Data items

* * *

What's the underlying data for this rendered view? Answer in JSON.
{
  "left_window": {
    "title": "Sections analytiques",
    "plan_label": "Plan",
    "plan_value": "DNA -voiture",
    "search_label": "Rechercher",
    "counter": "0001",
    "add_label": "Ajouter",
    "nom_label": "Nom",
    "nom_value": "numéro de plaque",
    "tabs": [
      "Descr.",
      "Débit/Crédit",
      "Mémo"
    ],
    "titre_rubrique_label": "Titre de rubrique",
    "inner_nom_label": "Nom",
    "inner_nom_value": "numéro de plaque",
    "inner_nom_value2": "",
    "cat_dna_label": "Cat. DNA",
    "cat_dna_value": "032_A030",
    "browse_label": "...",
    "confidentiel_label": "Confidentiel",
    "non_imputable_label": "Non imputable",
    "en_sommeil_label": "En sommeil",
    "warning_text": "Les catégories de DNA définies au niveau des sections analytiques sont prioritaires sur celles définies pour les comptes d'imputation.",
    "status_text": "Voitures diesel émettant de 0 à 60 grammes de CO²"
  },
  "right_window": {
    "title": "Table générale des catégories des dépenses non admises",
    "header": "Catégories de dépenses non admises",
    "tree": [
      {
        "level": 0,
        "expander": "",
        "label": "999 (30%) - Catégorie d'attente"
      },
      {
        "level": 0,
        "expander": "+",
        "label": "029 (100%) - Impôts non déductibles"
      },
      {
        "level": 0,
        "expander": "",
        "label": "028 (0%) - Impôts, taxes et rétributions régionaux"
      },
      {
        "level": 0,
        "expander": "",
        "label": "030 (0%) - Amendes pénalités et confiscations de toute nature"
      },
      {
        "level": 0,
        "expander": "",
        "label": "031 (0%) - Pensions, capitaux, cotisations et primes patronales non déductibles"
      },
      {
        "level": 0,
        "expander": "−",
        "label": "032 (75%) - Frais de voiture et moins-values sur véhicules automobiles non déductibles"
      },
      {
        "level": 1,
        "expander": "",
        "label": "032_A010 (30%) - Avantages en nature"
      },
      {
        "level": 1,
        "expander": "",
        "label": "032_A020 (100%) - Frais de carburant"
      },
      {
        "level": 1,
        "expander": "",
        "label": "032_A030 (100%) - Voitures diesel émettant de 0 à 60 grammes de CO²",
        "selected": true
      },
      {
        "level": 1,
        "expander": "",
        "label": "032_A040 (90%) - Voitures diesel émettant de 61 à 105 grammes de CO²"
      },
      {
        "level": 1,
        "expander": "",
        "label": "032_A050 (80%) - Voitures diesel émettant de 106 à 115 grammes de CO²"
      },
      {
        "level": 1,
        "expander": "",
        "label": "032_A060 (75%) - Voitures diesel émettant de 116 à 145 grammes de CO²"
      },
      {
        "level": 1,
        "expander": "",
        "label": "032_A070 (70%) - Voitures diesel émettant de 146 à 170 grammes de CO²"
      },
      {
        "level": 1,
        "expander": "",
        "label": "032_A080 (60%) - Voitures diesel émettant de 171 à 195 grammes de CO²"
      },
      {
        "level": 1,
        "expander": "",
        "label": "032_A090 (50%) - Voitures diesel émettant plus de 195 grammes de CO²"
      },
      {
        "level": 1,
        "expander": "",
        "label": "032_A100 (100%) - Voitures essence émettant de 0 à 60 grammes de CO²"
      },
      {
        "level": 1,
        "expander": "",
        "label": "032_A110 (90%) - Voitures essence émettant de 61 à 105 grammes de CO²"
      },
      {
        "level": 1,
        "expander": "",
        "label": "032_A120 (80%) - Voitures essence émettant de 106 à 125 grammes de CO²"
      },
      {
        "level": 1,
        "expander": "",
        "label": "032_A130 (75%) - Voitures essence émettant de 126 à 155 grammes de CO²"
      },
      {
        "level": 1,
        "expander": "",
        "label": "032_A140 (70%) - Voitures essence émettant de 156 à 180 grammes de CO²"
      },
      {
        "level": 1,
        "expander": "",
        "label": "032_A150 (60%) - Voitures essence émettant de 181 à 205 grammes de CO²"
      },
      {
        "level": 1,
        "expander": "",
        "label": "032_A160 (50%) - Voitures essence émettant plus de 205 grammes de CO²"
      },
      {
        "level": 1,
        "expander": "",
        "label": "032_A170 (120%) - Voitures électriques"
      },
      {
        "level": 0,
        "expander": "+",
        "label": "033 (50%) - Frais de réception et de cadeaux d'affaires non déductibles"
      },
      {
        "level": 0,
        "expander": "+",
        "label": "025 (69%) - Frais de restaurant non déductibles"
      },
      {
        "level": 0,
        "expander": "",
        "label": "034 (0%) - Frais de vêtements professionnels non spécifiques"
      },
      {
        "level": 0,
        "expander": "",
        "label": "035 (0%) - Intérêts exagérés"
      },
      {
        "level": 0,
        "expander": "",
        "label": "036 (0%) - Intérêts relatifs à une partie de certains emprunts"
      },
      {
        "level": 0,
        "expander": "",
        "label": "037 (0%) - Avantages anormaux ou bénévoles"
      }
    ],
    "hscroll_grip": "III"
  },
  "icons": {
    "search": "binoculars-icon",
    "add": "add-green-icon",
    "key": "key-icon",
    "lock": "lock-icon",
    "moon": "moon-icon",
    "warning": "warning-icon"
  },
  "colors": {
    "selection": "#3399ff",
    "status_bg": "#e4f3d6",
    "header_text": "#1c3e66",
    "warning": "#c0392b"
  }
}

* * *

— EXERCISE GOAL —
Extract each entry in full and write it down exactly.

— SOLUTION —
What's the underlying data for this rendered view? Answer in JSON.
{
  "left_window": {
    "title": "Sections analytiques",
    "plan_label": "Plan",
    "plan_value": "DNA -voiture",
    "search_label": "Rechercher",
    "counter": "0001",
    "add_label": "Ajouter",
    "nom_label": "Nom",
    "nom_value": "numéro de plaque",
    "tabs": [
      "Descr.",
      "Débit/Crédit",
      "Mémo"
    ],
    "titre_rubrique_label": "Titre de rubrique",
    "inner_nom_label": "Nom",
    "inner_nom_value": "numéro de plaque",
    "inner_nom_value2": "",
    "cat_dna_label": "Cat. DNA",
    "cat_dna_value": "032_A030",
    "browse_label": "...",
    "confidentiel_label": "Confidentiel",
    "non_imputable_label": "Non imputable",
    "en_sommeil_label": "En sommeil",
    "warning_text": "Les catégories de DNA définies au niveau des sections analytiques sont prioritaires sur celles définies pour les comptes d'imputation.",
    "status_text": "Voitures diesel émettant de 0 à 60 grammes de CO²"
  },
  "right_window": {
    "title": "Table générale des catégories des dépenses non admises",
    "header": "Catégories de dépenses non admises",
    "tree": [
      {
        "level": 0,
        "expander": "",
        "label": "999 (30%) - Catégorie d'attente"
      },
      {
        "level": 0,
        "expander": "+",
        "label": "029 (100%) - Impôts non déductibles"
      },
      {
        "level": 0,
        "expander": "",
        "label": "028 (0%) - Impôts, taxes et rétributions régionaux"
      },
      {
        "level": 0,
        "expander": "",
        "label": "030 (0%) - Amendes pénalités et confiscations de toute nature"
      },
      {
        "level": 0,
        "expander": "",
        "label": "031 (0%) - Pensions, capitaux, cotisations et primes patronales non déductibles"
      },
      {
        "level": 0,
        "expander": "−",
        "label": "032 (75%) - Frais de voiture et moins-values sur véhicules automobiles non déductibles"
      },
      {
        "level": 1,
        "expander": "",
        "label": "032_A010 (30%) - Avantages en nature"
      },
      {
        "level": 1,
        "expander": "",
        "label": "032_A020 (100%) - Frais de carburant"
      },
      {
        "level": 1,
        "expander": "",
        "label": "032_A030 (100%) - Voitures diesel émettant de 0 à 60 grammes de CO²",
        "selected": true
      },
      {
        "level": 1,
        "expander": "",
        "label": "032_A040 (90%) - Voitures diesel émettant de 61 à 105 grammes de CO²"
      },
      {
        "level": 1,
        "expander": "",
        "label": "032_A050 (80%) - Voitures diesel émettant de 106 à 115 grammes de CO²"
      },
      {
        "level": 1,
        "expander": "",
        "label": "032_A060 (75%) - Voitures diesel émettant de 116 à 145 grammes de CO²"
      },
      {
        "level": 1,
        "expander": "",
        "label": "032_A070 (70%) - Voitures diesel émettant de 146 à 170 grammes de CO²"
      },
      {
        "level": 1,
        "expander": "",
        "label": "032_A080 (60%) - Voitures diesel émettant de 171 à 195 grammes de CO²"
      },
      {
        "level": 1,
        "expander": "",
        "label": "032_A090 (50%) - Voitures diesel émettant plus de 195 grammes de CO²"
      },
      {
        "level": 1,
        "expander": "",
        "label": "032_A100 (100%) - Voitures essence émettant de 0 à 60 grammes de CO²"
      },
      {
        "level": 1,
        "expander": "",
        "label": "032_A110 (90%) - Voitures essence émettant de 61 à 105 grammes de CO²"
      },
      {
        "level": 1,
        "expander": "",
        "label": "032_A120 (80%) - Voitures essence émettant de 106 à 125 grammes de CO²"
      },
      {
        "level": 1,
        "expander": "",
        "label": "032_A130 (75%) - Voitures essence émettant de 126 à 155 grammes de CO²"
      },
      {
        "level": 1,
        "expander": "",
        "label": "032_A140 (70%) - Voitures essence émettant de 156 à 180 grammes de CO²"
      },
      {
        "level": 1,
        "expander": "",
        "label": "032_A150 (60%) - Voitures essence émettant de 181 à 205 grammes de CO²"
      },
      {
        "level": 1,
        "expander": "",
        "label": "032_A160 (50%) - Voitures essence émettant plus de 205 grammes de CO²"
      },
      {
        "level": 1,
        "expander": "",
        "label": "032_A170 (120%) - Voitures électriques"
      },
      {
        "level": 0,
        "expander": "+",
        "label": "033 (50%) - Frais de réception et de cadeaux d'affaires non déductibles"
      },
      {
        "level": 0,
        "expander": "+",
        "label": "025 (69%) - Frais de restaurant non déductibles"
      },
      {
        "level": 0,
        "expander": "",
        "label": "034 (0%) - Frais de vêtements professionnels non spécifiques"
      },
      {
        "level": 0,
        "expander": "",
        "label": "035 (0%) - Intérêts exagérés"
      },
      {
        "level": 0,
        "expander": "",
        "label": "036 (0%) - Intérêts relatifs à une partie de certains emprunts"
      },
      {
        "level": 0,
        "expander": "",
        "label": "037 (0%) - Avantages anormaux ou bénévoles"
      }
    ],
    "hscroll_grip": "III"
  },
  "icons": {
    "search": "binoculars-icon",
    "add": "add-green-icon",
    "key": "key-icon",
    "lock": "lock-icon",
    "moon": "moon-icon",
    "warning": "warning-icon"
  },
  "colors": {
    "selection": "#3399ff",
    "status_bg": "#e4f3d6",
    "header_text": "#1c3e66",
    "warning": "#c0392b"
  }
}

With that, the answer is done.